EXERCISE DETAILS | Only the words of the entries are wanted, repeated exactly and without images.

DATA UNDER STUDY |
::::

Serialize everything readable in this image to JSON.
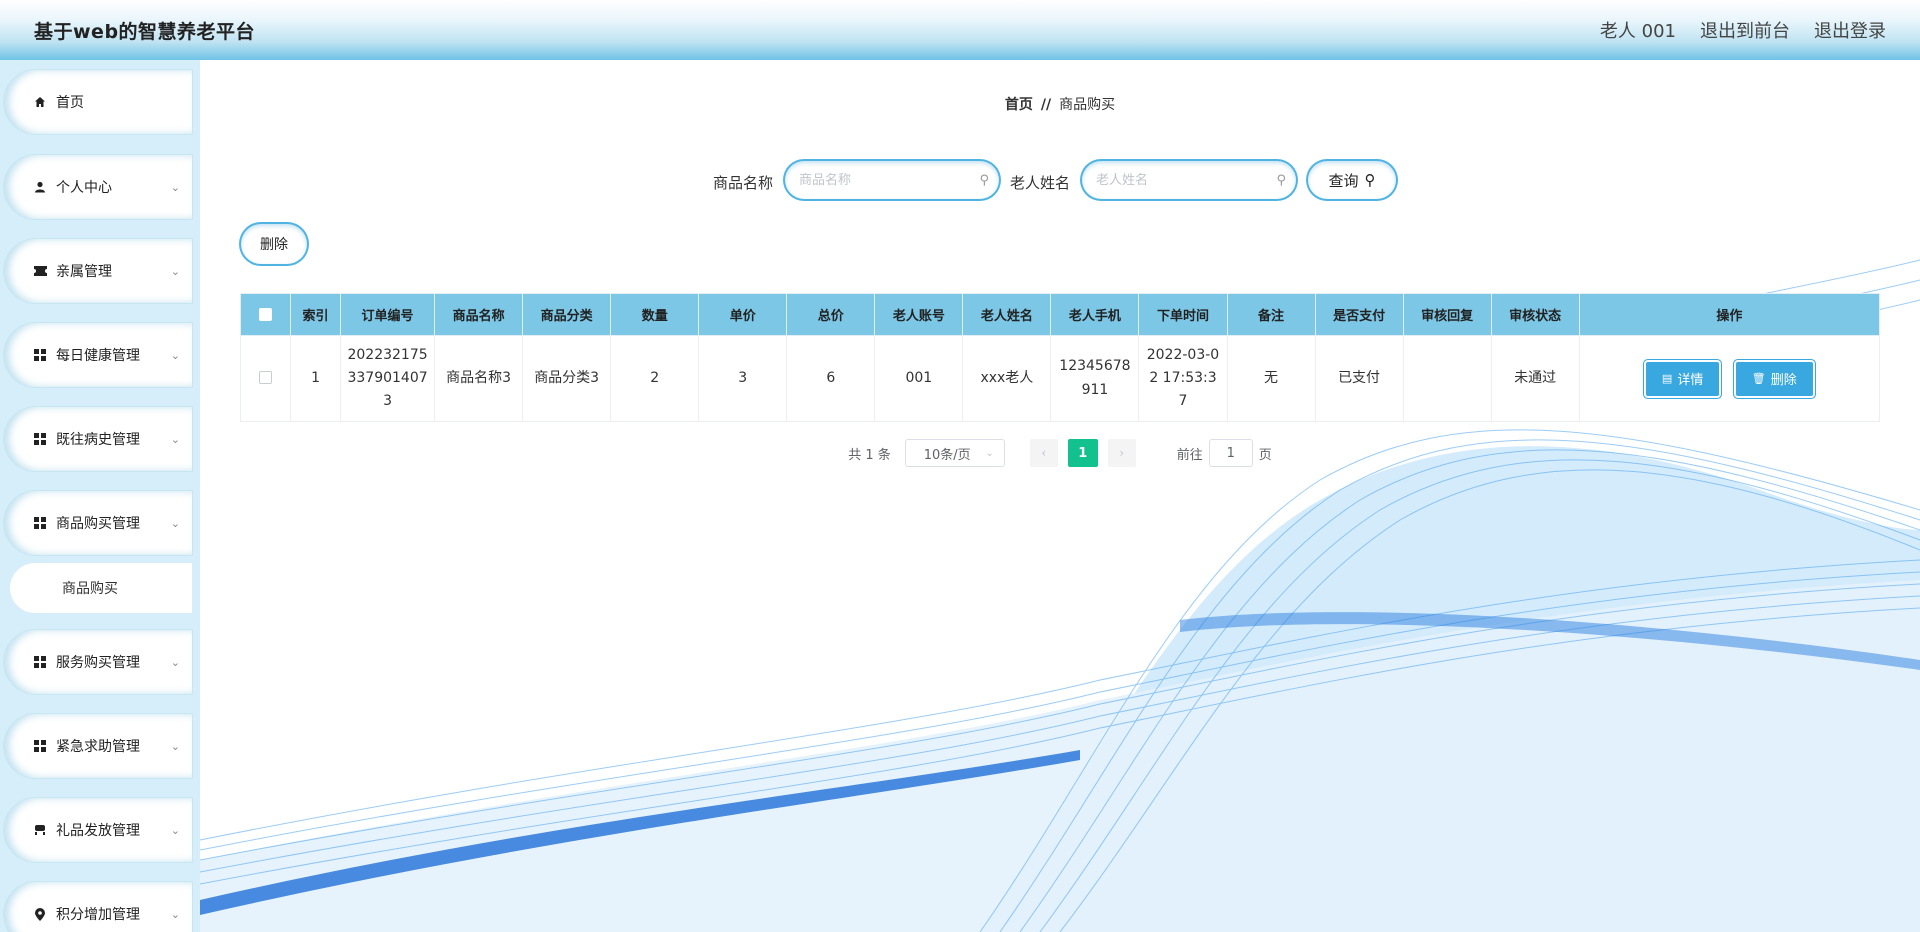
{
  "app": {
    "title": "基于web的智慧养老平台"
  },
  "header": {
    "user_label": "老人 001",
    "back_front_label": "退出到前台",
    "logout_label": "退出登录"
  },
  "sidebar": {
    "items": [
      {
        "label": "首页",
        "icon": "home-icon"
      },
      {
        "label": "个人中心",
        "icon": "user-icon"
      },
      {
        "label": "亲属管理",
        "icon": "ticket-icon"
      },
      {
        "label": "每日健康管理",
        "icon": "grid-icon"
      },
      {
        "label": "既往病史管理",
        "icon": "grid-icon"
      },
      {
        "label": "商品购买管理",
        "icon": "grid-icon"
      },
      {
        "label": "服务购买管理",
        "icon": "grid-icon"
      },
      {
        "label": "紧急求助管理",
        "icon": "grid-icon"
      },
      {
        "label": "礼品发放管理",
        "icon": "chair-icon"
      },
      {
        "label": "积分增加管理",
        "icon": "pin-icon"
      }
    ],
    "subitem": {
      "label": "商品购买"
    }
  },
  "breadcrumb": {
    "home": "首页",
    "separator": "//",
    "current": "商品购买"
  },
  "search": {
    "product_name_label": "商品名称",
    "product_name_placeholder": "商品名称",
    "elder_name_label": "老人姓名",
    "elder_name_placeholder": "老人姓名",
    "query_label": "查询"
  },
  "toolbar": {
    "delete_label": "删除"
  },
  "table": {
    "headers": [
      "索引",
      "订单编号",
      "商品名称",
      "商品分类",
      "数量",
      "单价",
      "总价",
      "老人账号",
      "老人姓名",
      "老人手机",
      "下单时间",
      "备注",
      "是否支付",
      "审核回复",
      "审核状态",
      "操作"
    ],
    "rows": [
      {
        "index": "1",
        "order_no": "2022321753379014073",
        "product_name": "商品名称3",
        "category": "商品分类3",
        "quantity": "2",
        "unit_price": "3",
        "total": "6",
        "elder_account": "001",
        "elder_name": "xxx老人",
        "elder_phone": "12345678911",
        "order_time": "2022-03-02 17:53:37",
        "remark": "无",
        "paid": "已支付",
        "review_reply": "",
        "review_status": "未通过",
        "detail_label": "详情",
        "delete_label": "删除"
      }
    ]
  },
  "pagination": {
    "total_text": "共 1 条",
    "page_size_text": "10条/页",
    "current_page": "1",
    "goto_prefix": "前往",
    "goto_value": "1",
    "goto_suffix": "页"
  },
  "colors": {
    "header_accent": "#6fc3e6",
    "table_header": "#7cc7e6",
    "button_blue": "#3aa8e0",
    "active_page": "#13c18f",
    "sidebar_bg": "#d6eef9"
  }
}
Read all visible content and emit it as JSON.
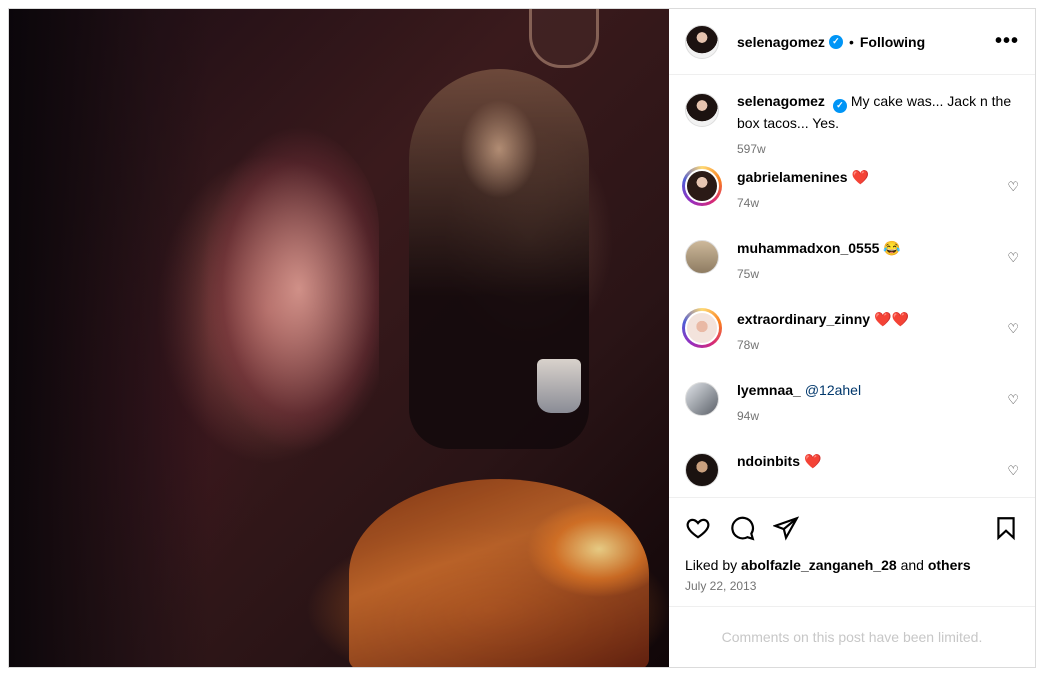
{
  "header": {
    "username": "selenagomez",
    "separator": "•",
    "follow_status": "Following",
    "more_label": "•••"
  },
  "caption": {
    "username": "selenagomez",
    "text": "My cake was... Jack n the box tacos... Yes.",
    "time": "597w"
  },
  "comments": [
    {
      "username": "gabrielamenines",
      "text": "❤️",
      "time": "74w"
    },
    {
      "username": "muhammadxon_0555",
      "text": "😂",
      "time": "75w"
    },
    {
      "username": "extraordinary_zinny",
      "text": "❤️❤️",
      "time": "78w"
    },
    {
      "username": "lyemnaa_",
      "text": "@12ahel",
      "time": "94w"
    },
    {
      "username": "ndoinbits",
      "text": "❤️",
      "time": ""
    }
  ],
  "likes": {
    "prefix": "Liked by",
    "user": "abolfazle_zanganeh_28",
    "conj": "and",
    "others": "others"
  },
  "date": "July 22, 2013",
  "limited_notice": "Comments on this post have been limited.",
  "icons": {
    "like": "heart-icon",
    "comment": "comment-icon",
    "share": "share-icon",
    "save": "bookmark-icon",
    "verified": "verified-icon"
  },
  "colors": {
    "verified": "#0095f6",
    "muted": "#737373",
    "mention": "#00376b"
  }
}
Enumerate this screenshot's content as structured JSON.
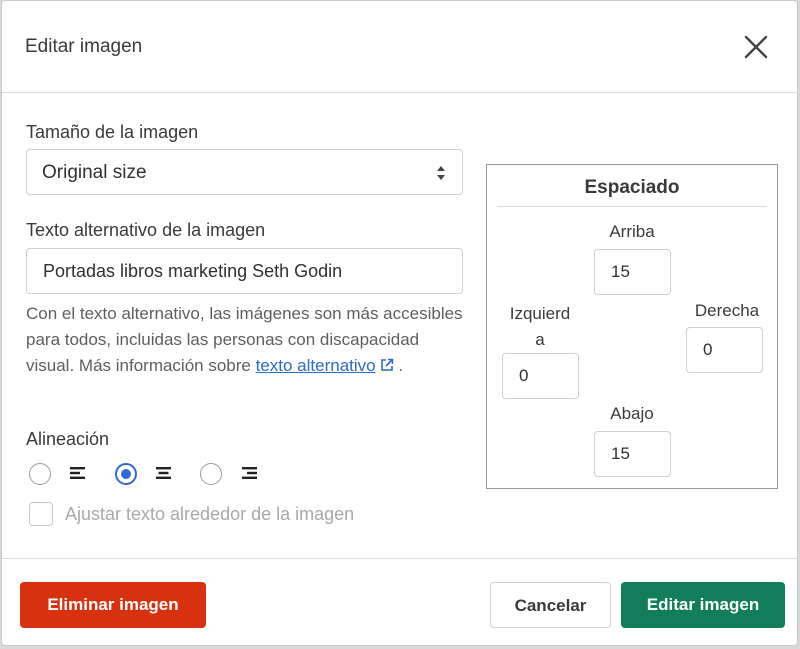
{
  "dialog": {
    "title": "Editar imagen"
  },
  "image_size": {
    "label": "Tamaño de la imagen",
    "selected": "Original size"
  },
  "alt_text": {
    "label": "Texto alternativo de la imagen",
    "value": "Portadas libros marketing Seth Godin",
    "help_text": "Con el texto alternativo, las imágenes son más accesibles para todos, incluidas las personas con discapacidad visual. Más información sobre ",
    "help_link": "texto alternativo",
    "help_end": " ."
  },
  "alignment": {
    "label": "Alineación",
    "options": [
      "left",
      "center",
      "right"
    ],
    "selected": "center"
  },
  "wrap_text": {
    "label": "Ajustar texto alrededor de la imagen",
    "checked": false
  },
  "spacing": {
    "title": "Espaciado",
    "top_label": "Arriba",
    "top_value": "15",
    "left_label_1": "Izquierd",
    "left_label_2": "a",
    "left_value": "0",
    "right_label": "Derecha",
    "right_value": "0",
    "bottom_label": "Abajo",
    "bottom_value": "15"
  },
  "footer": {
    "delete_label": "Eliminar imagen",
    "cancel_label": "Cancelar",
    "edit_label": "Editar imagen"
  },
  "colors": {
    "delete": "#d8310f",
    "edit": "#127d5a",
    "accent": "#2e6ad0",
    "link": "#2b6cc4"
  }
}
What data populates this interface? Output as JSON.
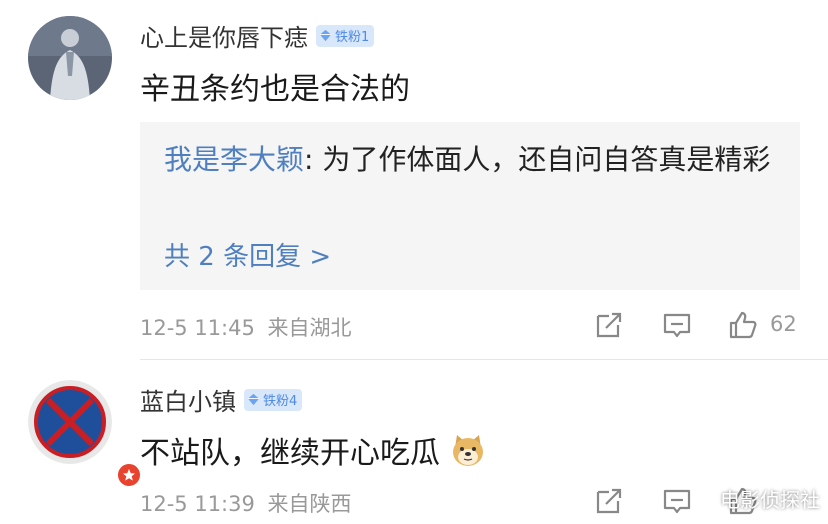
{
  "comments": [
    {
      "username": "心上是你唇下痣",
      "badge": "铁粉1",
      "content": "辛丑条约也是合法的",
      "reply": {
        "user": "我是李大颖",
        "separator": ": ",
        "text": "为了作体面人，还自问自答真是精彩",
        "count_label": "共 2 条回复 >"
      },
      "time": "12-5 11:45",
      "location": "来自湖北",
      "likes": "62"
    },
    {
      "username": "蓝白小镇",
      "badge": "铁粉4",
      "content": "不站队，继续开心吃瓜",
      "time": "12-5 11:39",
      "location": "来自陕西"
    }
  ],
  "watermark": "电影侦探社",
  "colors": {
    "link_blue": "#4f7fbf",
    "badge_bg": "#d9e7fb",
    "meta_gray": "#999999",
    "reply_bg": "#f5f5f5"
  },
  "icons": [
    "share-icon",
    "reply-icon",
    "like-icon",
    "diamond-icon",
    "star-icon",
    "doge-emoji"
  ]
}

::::

FINISHED EXERCISE |
Serialize everything readable in this image to JSON.
{
  "app": {
    "title": "基于web的智慧养老平台"
  },
  "header": {
    "user_label": "老人 001",
    "back_front_label": "退出到前台",
    "logout_label": "退出登录"
  },
  "sidebar": {
    "items": [
      {
        "label": "首页",
        "icon": "home-icon"
      },
      {
        "label": "个人中心",
        "icon": "user-icon"
      },
      {
        "label": "亲属管理",
        "icon": "ticket-icon"
      },
      {
        "label": "每日健康管理",
        "icon": "grid-icon"
      },
      {
        "label": "既往病史管理",
        "icon": "grid-icon"
      },
      {
        "label": "商品购买管理",
        "icon": "grid-icon"
      },
      {
        "label": "服务购买管理",
        "icon": "grid-icon"
      },
      {
        "label": "紧急求助管理",
        "icon": "grid-icon"
      },
      {
        "label": "礼品发放管理",
        "icon": "chair-icon"
      },
      {
        "label": "积分增加管理",
        "icon": "pin-icon"
      }
    ],
    "subitem": {
      "label": "商品购买"
    }
  },
  "breadcrumb": {
    "home": "首页",
    "separator": "//",
    "current": "商品购买"
  },
  "search": {
    "product_name_label": "商品名称",
    "product_name_placeholder": "商品名称",
    "elder_name_label": "老人姓名",
    "elder_name_placeholder": "老人姓名",
    "query_label": "查询"
  },
  "toolbar": {
    "delete_label": "删除"
  },
  "table": {
    "headers": [
      "索引",
      "订单编号",
      "商品名称",
      "商品分类",
      "数量",
      "单价",
      "总价",
      "老人账号",
      "老人姓名",
      "老人手机",
      "下单时间",
      "备注",
      "是否支付",
      "审核回复",
      "审核状态",
      "操作"
    ],
    "rows": [
      {
        "index": "1",
        "order_no": "2022321753379014073",
        "product_name": "商品名称3",
        "category": "商品分类3",
        "quantity": "2",
        "unit_price": "3",
        "total": "6",
        "elder_account": "001",
        "elder_name": "xxx老人",
        "elder_phone": "12345678911",
        "order_time": "2022-03-02 17:53:37",
        "remark": "无",
        "paid": "已支付",
        "review_reply": "",
        "review_status": "未通过",
        "detail_label": "详情",
        "delete_label": "删除"
      }
    ]
  },
  "pagination": {
    "total_text": "共 1 条",
    "page_size_text": "10条/页",
    "current_page": "1",
    "goto_prefix": "前往",
    "goto_value": "1",
    "goto_suffix": "页"
  },
  "colors": {
    "header_accent": "#6fc3e6",
    "table_header": "#7cc7e6",
    "button_blue": "#3aa8e0",
    "active_page": "#13c18f",
    "sidebar_bg": "#d6eef9"
  }
}
Read all visible content and emit it as JSON.
{
  "header": {
    "username": "selenagomez",
    "separator": "•",
    "follow_status": "Following",
    "more_label": "•••"
  },
  "caption": {
    "username": "selenagomez",
    "text": "My cake was... Jack n the box tacos... Yes.",
    "time": "597w"
  },
  "comments": [
    {
      "username": "gabrielamenines",
      "text": "❤️",
      "time": "74w"
    },
    {
      "username": "muhammadxon_0555",
      "text": "😂",
      "time": "75w"
    },
    {
      "username": "extraordinary_zinny",
      "text": "❤️❤️",
      "time": "78w"
    },
    {
      "username": "lyemnaa_",
      "text": "@12ahel",
      "time": "94w"
    },
    {
      "username": "ndoinbits",
      "text": "❤️",
      "time": ""
    }
  ],
  "likes": {
    "prefix": "Liked by",
    "user": "abolfazle_zanganeh_28",
    "conj": "and",
    "others": "others"
  },
  "date": "July 22, 2013",
  "limited_notice": "Comments on this post have been limited.",
  "icons": {
    "like": "heart-icon",
    "comment": "comment-icon",
    "share": "share-icon",
    "save": "bookmark-icon",
    "verified": "verified-icon"
  },
  "colors": {
    "verified": "#0095f6",
    "muted": "#737373",
    "mention": "#00376b"
  }
}
Enumerate this screenshot's content as structured JSON.
{
  "dialog": {
    "title": "Editar imagen"
  },
  "image_size": {
    "label": "Tamaño de la imagen",
    "selected": "Original size"
  },
  "alt_text": {
    "label": "Texto alternativo de la imagen",
    "value": "Portadas libros marketing Seth Godin",
    "help_text": "Con el texto alternativo, las imágenes son más accesibles para todos, incluidas las personas con discapacidad visual. Más información sobre ",
    "help_link": "texto alternativo",
    "help_end": " ."
  },
  "alignment": {
    "label": "Alineación",
    "options": [
      "left",
      "center",
      "right"
    ],
    "selected": "center"
  },
  "wrap_text": {
    "label": "Ajustar texto alrededor de la imagen",
    "checked": false
  },
  "spacing": {
    "title": "Espaciado",
    "top_label": "Arriba",
    "top_value": "15",
    "left_label_1": "Izquierd",
    "left_label_2": "a",
    "left_value": "0",
    "right_label": "Derecha",
    "right_value": "0",
    "bottom_label": "Abajo",
    "bottom_value": "15"
  },
  "footer": {
    "delete_label": "Eliminar imagen",
    "cancel_label": "Cancelar",
    "edit_label": "Editar imagen"
  },
  "colors": {
    "delete": "#d8310f",
    "edit": "#127d5a",
    "accent": "#2e6ad0",
    "link": "#2b6cc4"
  }
}
What data populates this interface? Output as JSON.
{
  "comments": [
    {
      "username": "心上是你唇下痣",
      "badge": "铁粉1",
      "content": "辛丑条约也是合法的",
      "reply": {
        "user": "我是李大颖",
        "separator": ": ",
        "text": "为了作体面人，还自问自答真是精彩",
        "count_label": "共 2 条回复 >"
      },
      "time": "12-5 11:45",
      "location": "来自湖北",
      "likes": "62"
    },
    {
      "username": "蓝白小镇",
      "badge": "铁粉4",
      "content": "不站队，继续开心吃瓜",
      "time": "12-5 11:39",
      "location": "来自陕西"
    }
  ],
  "watermark": "电影侦探社",
  "colors": {
    "link_blue": "#4f7fbf",
    "badge_bg": "#d9e7fb",
    "meta_gray": "#999999",
    "reply_bg": "#f5f5f5"
  },
  "icons": [
    "share-icon",
    "reply-icon",
    "like-icon",
    "diamond-icon",
    "star-icon",
    "doge-emoji"
  ]
}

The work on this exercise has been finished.